Calcium, the most abundant mineral in the body, is a major mineral. This mineral is essential for our ability to grow new bone and for maintaining bone strength. Calcium is also helpful in nerve transmission, intracellular signaling, hormonal secretion, maintaining heart rhythm and muscle function. Though calcium plays a role in many body functions less than one percent of it is needed to support these functions. Ninety-nine percent of the body’s calcium in found in our bones and teeth. The remaining one percent of calcium is found in our blood.
Of that one percent, 50% are ionized, 10% are bound to anions, and 40% are bound to plasma proteins. Though our bodies don’t use a lot of calcium we still need to consume it. The Institute of Medicine has set an Adequate Intake (AI) level for calcium. Below in Figure 1. 1 are the AI amounts for both men and women. Figure 1. 1 Category | Calcium: Adequate Intake (AI) | 0-6 months| 210 mg/day| 7-12 months| 270 mg/day| 1-3 years| 700 mg/day| 4-8 years| 1,000 mg/day| 9-18 years| 1,300 mg/day| 19-50 years| 1,000 mg/day| 51 years and up| 1,200 mg/day| Women who are pregnant or breastfeeding do not need to consume extra calcium.
The tolerable uptake level (UL) for calcium is 2,500mg/day for adults and children over the age of 1 year. Calcium can be found in a majority of the foods that we eat. Milk, yogurt, and cheeses are natural sources of calcium and are where the majority of people in the United States obtain their calcium. Calcium can be found in nondairy products as well. Broccoli, Chinese cabbage, kale, tofu, and fortified juices, cereals and soy products are great sources of calcium. Calcium can also be obtained from calcium supplements. We want to make sure that our bodies are getting enough calcium so that we don’t become calcium deficient.
When someone becomes calcium deficient it means that they have low levels of calcium. There are two types of calcium deficiency: dietary calcium deficiency and hypocalcemia. Dietary calcium deficiency is a condition in which there is an inadequate calcium intake, which can lead to depleted calcium stores in the bones, thinning and weakening of the bones, and osteoporosis. Hypocalcemia is similar but with a slight variation. Hypocalcemia is a low level of calcium in the blood. It can occur from taking medications, such as diuretics; medical treatments; or disease processes, such as renal failure or hypoparathyroidism.
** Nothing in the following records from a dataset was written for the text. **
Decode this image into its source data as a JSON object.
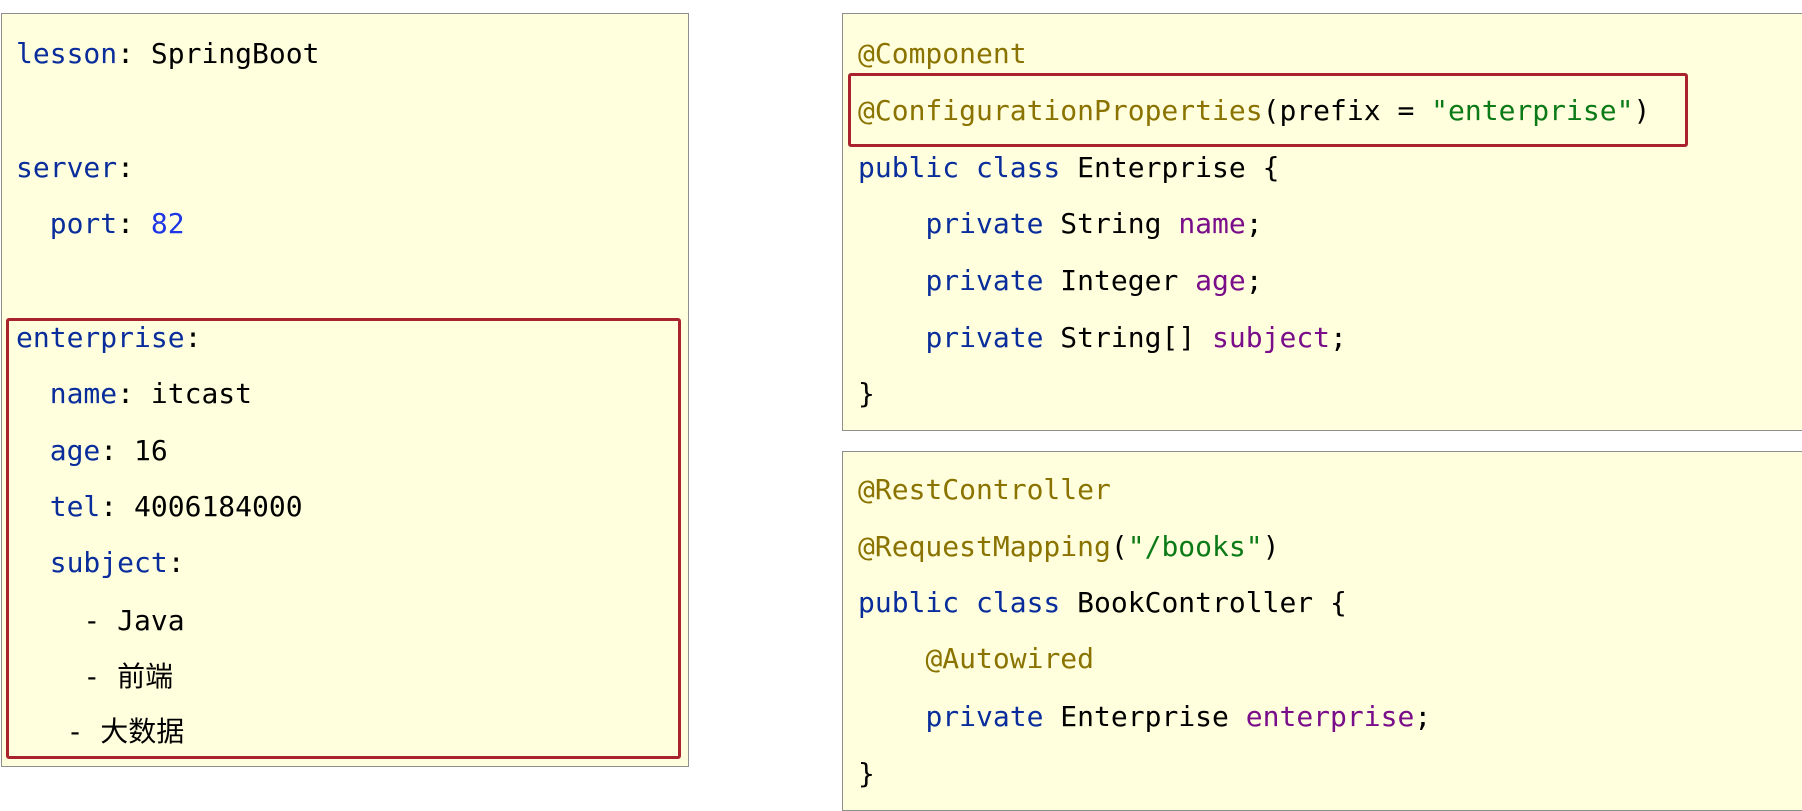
{
  "yaml": {
    "l1": {
      "key": "lesson",
      "sep": ": ",
      "value": "SpringBoot"
    },
    "l2": {
      "key": "server",
      "sep": ":"
    },
    "l3": {
      "indent": "  ",
      "key": "port",
      "sep": ": ",
      "value": "82"
    },
    "l4": {
      "key": "enterprise",
      "sep": ":"
    },
    "l5": {
      "indent": "  ",
      "key": "name",
      "sep": ": ",
      "value": "itcast"
    },
    "l6": {
      "indent": "  ",
      "key": "age",
      "sep": ": ",
      "value": "16"
    },
    "l7": {
      "indent": "  ",
      "key": "tel",
      "sep": ": ",
      "value": "4006184000"
    },
    "l8": {
      "indent": "  ",
      "key": "subject",
      "sep": ":"
    },
    "l9": {
      "prefix": "    - ",
      "value": "Java"
    },
    "l10": {
      "prefix": "    - ",
      "value": "前端"
    },
    "l11": {
      "prefix": "   - ",
      "value": "大数据"
    }
  },
  "enterprise_code": {
    "l1": {
      "annotation": "@Component"
    },
    "l2": {
      "annotation": "@ConfigurationProperties",
      "open": "(",
      "param": "prefix = ",
      "string": "\"enterprise\"",
      "close": ")"
    },
    "l3": {
      "kw": "public class",
      "sp": " ",
      "name": "Enterprise",
      "brace": " {"
    },
    "l4": {
      "indent": "    ",
      "kw": "private",
      "type": " String ",
      "field": "name",
      "end": ";"
    },
    "l5": {
      "indent": "    ",
      "kw": "private",
      "type": " Integer ",
      "field": "age",
      "end": ";"
    },
    "l6": {
      "indent": "    ",
      "kw": "private",
      "type": " String[] ",
      "field": "subject",
      "end": ";"
    },
    "l7": {
      "brace": "}"
    }
  },
  "controller_code": {
    "l1": {
      "annotation": "@RestController"
    },
    "l2": {
      "annotation": "@RequestMapping",
      "open": "(",
      "string": "\"/books\"",
      "close": ")"
    },
    "l3": {
      "kw": "public class",
      "sp": " ",
      "name": "BookController",
      "brace": " {"
    },
    "l4": {
      "indent": "    ",
      "annotation": "@Autowired"
    },
    "l5": {
      "indent": "    ",
      "kw": "private",
      "type": " Enterprise ",
      "field": "enterprise",
      "end": ";"
    },
    "l6": {
      "brace": "}"
    }
  }
}
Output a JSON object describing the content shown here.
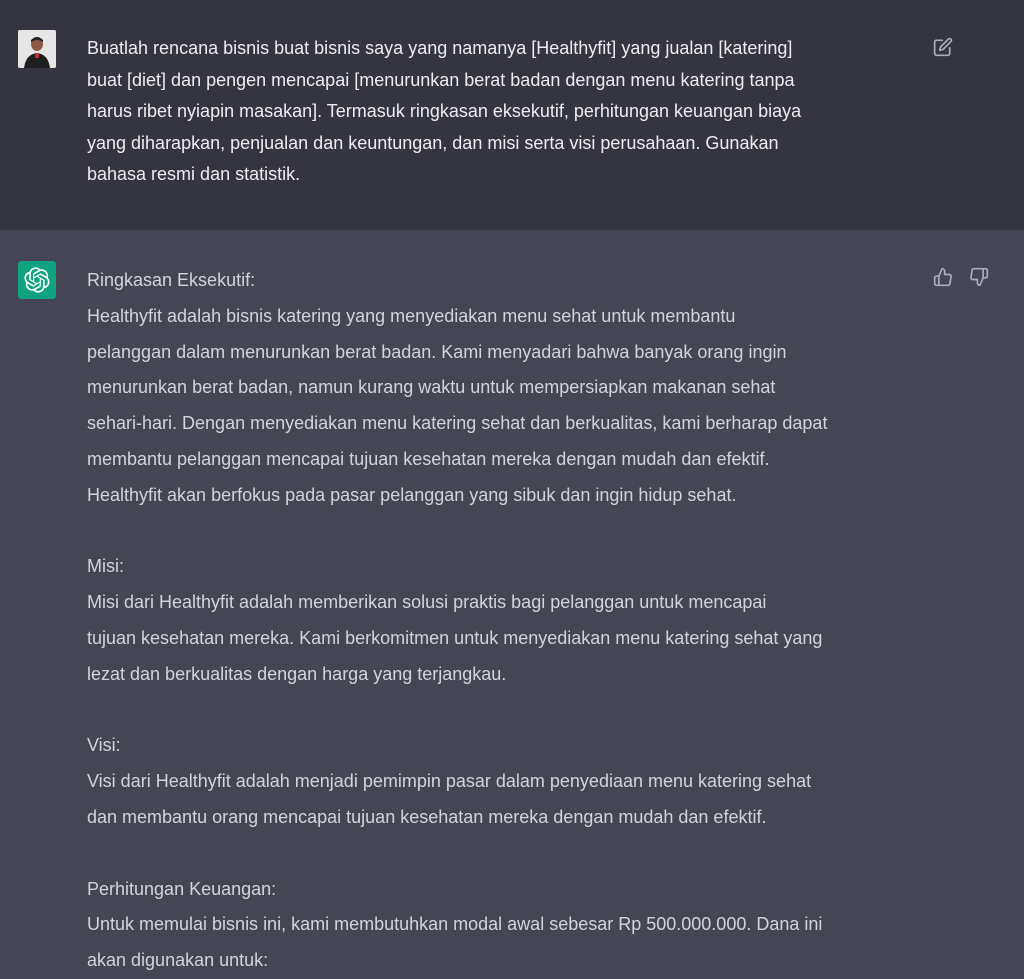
{
  "user_message": {
    "avatar": "user-photo",
    "text": "Buatlah rencana bisnis buat bisnis saya yang namanya [Healthyfit] yang jualan [katering]\nbuat [diet] dan pengen mencapai [menurunkan berat badan dengan menu katering tanpa\nharus ribet nyiapin masakan]. Termasuk ringkasan eksekutif, perhitungan keuangan biaya\nyang diharapkan, penjualan dan keuntungan, dan misi serta visi perusahaan. Gunakan\nbahasa resmi dan statistik.",
    "edit_icon": "edit-icon"
  },
  "assistant_message": {
    "avatar": "openai-logo-icon",
    "paragraphs": [
      "Ringkasan Eksekutif:\nHealthyfit adalah bisnis katering yang menyediakan menu sehat untuk membantu\npelanggan dalam menurunkan berat badan. Kami menyadari bahwa banyak orang ingin\nmenurunkan berat badan, namun kurang waktu untuk mempersiapkan makanan sehat\nsehari-hari. Dengan menyediakan menu katering sehat dan berkualitas, kami berharap dapat\nmembantu pelanggan mencapai tujuan kesehatan mereka dengan mudah dan efektif.\nHealthyfit akan berfokus pada pasar pelanggan yang sibuk dan ingin hidup sehat.",
      "Misi:\nMisi dari Healthyfit adalah memberikan solusi praktis bagi pelanggan untuk mencapai\ntujuan kesehatan mereka. Kami berkomitmen untuk menyediakan menu katering sehat yang\nlezat dan berkualitas dengan harga yang terjangkau.",
      "Visi:\nVisi dari Healthyfit adalah menjadi pemimpin pasar dalam penyediaan menu katering sehat\ndan membantu orang mencapai tujuan kesehatan mereka dengan mudah dan efektif.",
      "Perhitungan Keuangan:\nUntuk memulai bisnis ini, kami membutuhkan modal awal sebesar Rp 500.000.000. Dana ini\nakan digunakan untuk:"
    ],
    "thumbs_up_icon": "thumbs-up-icon",
    "thumbs_down_icon": "thumbs-down-icon"
  },
  "colors": {
    "user_bg": "#343541",
    "assistant_bg": "#444654",
    "bot_avatar": "#10a37f",
    "text": "#d1d5db"
  }
}
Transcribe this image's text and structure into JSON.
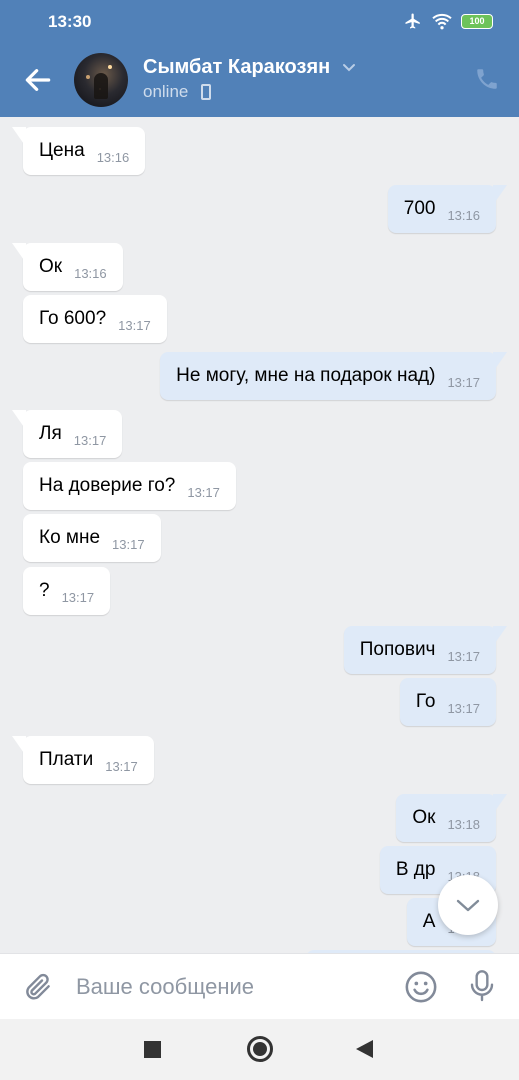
{
  "status_bar": {
    "time": "13:30",
    "battery": "100"
  },
  "header": {
    "contact_name": "Сымбат Каракозян",
    "status": "online"
  },
  "messages": [
    {
      "text": "Цена",
      "time": "13:16",
      "dir": "in"
    },
    {
      "text": "700",
      "time": "13:16",
      "dir": "out"
    },
    {
      "text": "Ок",
      "time": "13:16",
      "dir": "in"
    },
    {
      "text": "Го 600?",
      "time": "13:17",
      "dir": "in"
    },
    {
      "text": "Не могу, мне на подарок над)",
      "time": "13:17",
      "dir": "out"
    },
    {
      "text": "Ля",
      "time": "13:17",
      "dir": "in"
    },
    {
      "text": "На доверие го?",
      "time": "13:17",
      "dir": "in"
    },
    {
      "text": "Ко мне",
      "time": "13:17",
      "dir": "in"
    },
    {
      "text": "?",
      "time": "13:17",
      "dir": "in"
    },
    {
      "text": "Попович",
      "time": "13:17",
      "dir": "out"
    },
    {
      "text": "Го",
      "time": "13:17",
      "dir": "out"
    },
    {
      "text": "Плати",
      "time": "13:17",
      "dir": "in"
    },
    {
      "text": "Ок",
      "time": "13:18",
      "dir": "out"
    },
    {
      "text": "В др",
      "time": "13:18",
      "dir": "out"
    },
    {
      "text": "А",
      "time": "13:18",
      "dir": "out"
    }
  ],
  "composer": {
    "placeholder": "Ваше сообщение"
  },
  "colors": {
    "header_bg": "#5181b8",
    "bubble_in": "#ffffff",
    "bubble_out": "#dfeaf8",
    "chat_bg": "#edeef0"
  },
  "icons": [
    "back-arrow-icon",
    "chevron-down-icon",
    "phone-icon",
    "airplane-icon",
    "wifi-icon",
    "battery-icon",
    "paperclip-icon",
    "emoji-icon",
    "microphone-icon",
    "scroll-down-icon"
  ]
}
Though it is important to consume adequate amounts of calcium, we don’t want to consume too much. Adults and Children over the age of 1 year should not consume more than 2,500 mg/day or 2. 5 grams of calcium a day. Calcium toxicity is rare because the gastrointestinal tract controls the amount of calcium absorbed. In cases of short-term large intakes of calcium people can experience constipation and increased risk of kidney stones. When high levels of calcium are ingested over a long period of time toxicity can occur. It can also occur when calcium is combined with high levels of Vitamin D or if a person is receiving calcium through an IV.
Signs and symptoms of calcium toxicity are kidney stones, excessive drowsiness, muscle weakness, nausea and vomiting, frequent urination, changes in heart rate, confusion, constipation or diarrhea, headaches, and/or coma. Calcium is important for many of the functions in our body. Make sure that you are getting enough calcium in your diets from the different foods and drinks in your diet. Dairy is always a great source of calcium, but if you can’t consume dairy, try eating more vegetables that contain calcium. Don’t take in too much calcium because it can become toxic to the body.
Also, don’t take in too little calcium or your body will become deficient. Just remember, everything in moderation. Works Cited “Calcium. ” WebMD. WebMD, 24 Nov. 2010. Web. 22 Sept. 2012. <http://www. webmd. com/>. “Calcium Deficiency. ” – Symptoms, Causes, Treatments. Health Grades, Inc. , 11 May 2011. Web. 22 Sept. 2012. <http://www. localhealth. com/article/calcium-deficiency>. Williamson, Mary A. , and L. M. Snyder. Wallach’s Interpretation of Diagnostic Tests. 9th ed. Philadelphia: Lippincott Williams ;amp; Wilkins, 2011. Print.